Fortunately, it’s not rocket science. The body can only move and perform in so many ways. In addition, there’s no secret “miracle” exercises for making basketball players jump higher, or football players run faster, and baseball / softball players throw with more velocity. Most exercises cross-over perfectly for all sports.
Here’s some strength, speed and plyometric examples. Personally, my 40 time, vertical, and broad jump were at their best when I was 270 pounds and squatting close to 600 pounds (585 to be exact). If one thinks there’s no direct correlation, then they’re wrong. So, squats should be at the hierarchy of the strength category for all Sport Performance Training programs.
One of my first clients was a professional pitcher for the Anaheim Angels baseball team. Throwing in the 90’s was a breeze for him, and this power started in his base. At the start of his kinetic chain, he could generate enough force and release this through his pitch on a consistent basis. He was also a beast when it came to back squats, plyometric drills and sprints. He didn’t just for light strength and mobility in his shoulders, arms and core, but did it all.

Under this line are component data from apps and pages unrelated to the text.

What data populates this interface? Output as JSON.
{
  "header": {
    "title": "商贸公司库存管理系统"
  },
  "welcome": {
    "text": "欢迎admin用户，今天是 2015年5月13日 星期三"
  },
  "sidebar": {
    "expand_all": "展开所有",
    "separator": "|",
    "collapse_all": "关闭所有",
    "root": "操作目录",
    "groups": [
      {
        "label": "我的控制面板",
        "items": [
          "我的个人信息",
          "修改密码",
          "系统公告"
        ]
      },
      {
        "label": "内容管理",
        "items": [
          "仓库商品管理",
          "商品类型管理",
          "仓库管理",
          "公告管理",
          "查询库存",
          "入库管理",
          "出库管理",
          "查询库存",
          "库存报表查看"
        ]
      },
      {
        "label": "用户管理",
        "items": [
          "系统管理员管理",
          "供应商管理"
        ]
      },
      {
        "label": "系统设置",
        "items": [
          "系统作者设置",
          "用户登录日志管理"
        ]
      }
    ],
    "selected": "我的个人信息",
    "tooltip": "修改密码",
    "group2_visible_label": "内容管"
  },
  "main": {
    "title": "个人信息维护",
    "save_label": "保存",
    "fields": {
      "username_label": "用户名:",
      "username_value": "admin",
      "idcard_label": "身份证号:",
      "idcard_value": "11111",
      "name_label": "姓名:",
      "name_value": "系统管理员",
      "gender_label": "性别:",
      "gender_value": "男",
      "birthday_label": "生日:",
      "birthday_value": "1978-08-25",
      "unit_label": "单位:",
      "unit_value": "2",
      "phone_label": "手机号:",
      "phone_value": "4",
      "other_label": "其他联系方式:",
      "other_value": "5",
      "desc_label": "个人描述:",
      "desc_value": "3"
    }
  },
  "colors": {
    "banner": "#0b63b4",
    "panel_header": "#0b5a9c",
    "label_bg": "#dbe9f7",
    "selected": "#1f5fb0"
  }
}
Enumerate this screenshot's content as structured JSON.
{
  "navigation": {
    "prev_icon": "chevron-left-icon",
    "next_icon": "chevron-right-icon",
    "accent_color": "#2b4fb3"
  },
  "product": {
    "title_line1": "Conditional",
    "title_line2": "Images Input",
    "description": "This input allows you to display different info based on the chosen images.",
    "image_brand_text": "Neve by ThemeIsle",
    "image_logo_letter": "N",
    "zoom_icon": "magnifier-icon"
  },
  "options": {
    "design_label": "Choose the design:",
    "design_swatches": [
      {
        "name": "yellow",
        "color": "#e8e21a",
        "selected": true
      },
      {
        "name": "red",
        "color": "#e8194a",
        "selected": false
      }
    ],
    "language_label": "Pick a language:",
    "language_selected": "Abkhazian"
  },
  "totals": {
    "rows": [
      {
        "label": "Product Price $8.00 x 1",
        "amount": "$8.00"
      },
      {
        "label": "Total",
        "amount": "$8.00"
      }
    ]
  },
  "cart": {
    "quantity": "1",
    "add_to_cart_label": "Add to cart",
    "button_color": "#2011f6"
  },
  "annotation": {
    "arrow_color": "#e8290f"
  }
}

Basketball players, football players, volleyball players, softball, baseball, tennis, and track athletes all need to be fast, strong and “springy.” Squats are just one exercise and a piece of the formula, along with plyometrics, agility and speed drills. This along with how we organize our training days, involve rest periods and cycle (scalable, all-level) exercises develops a winning formula that has been proven highly successful through generations of our Mt. Spokane High School athletes.
Don’t forget mobility
Mobility along with shoulder strength is an area of fitness that has been deemed as baseball and softball specific by some. However, what sports wouldn’t benefit from this training protocol? If a sport has a throwing motion, serve, or swing, improving the athletes range of motion and total / balanced shoulder strength is key for avoiding injuries and improving performance. Just check out the leaders in resistance bands: Crossover Symmetry. They’re product and system was developed by a baseball player, and is widely used by all sports including CrossFit.
Final thought and what really makes a sport performance program successful.
Every sport taxes the athlete’s core, mobility, strength, speed and agility in a certain way. Ideally, finding an experienced program that does a great job of targeting and training towards improvement in all of these areas is best for developing a complete athlete.
At Mt. Spokane High School, we’re heading into our ninth season of our annual and Official Wildcat Summer Sports Performance Training Camp (Strength and Conditioning Camp). This is a great opportunity for a youth or high school aged athlete to improve on their sport and become a better athlete. At this point, if one commits, and shows up consistently, our formula is proven and will equal results.
There are certainly programs that will promise big things, but it’s hard to have proven results with a minimal experience level. It takes constant program innovation and working with countless goals to develop a polished and highly effective formula.
What does this mean for you the parent?
Your time and hard earned money is valuable and should not be wasted. Yes, you can certainly do a number of these exercises on your own and we will provide a number of them in the next several posts. However, if you wish to hire a professional, we will list some trustworthy partners very soon. We can offer this service too, and our rates are really low. Sometimes this seems like a red flag, because the general perception is expensive training equals better results. Just be aware, there’s a number of programs who know parents will pay top dollar for “improving” their child’s performance level.
We personally stick to our original school rates to make our program available to the entire team, not the individual. This in return allows for kids to grow and bond with their peers and develop team chemistry in the off-season and the opportunity to grow in a fun, positive and challenging environment.
Stay tuned. If you feel your program should be a partner, or, if you have any questions, let’s hear them in the comments section below. We would love your feedback.
Cheers with a protein shake to you and your student athlete’s fitness goals!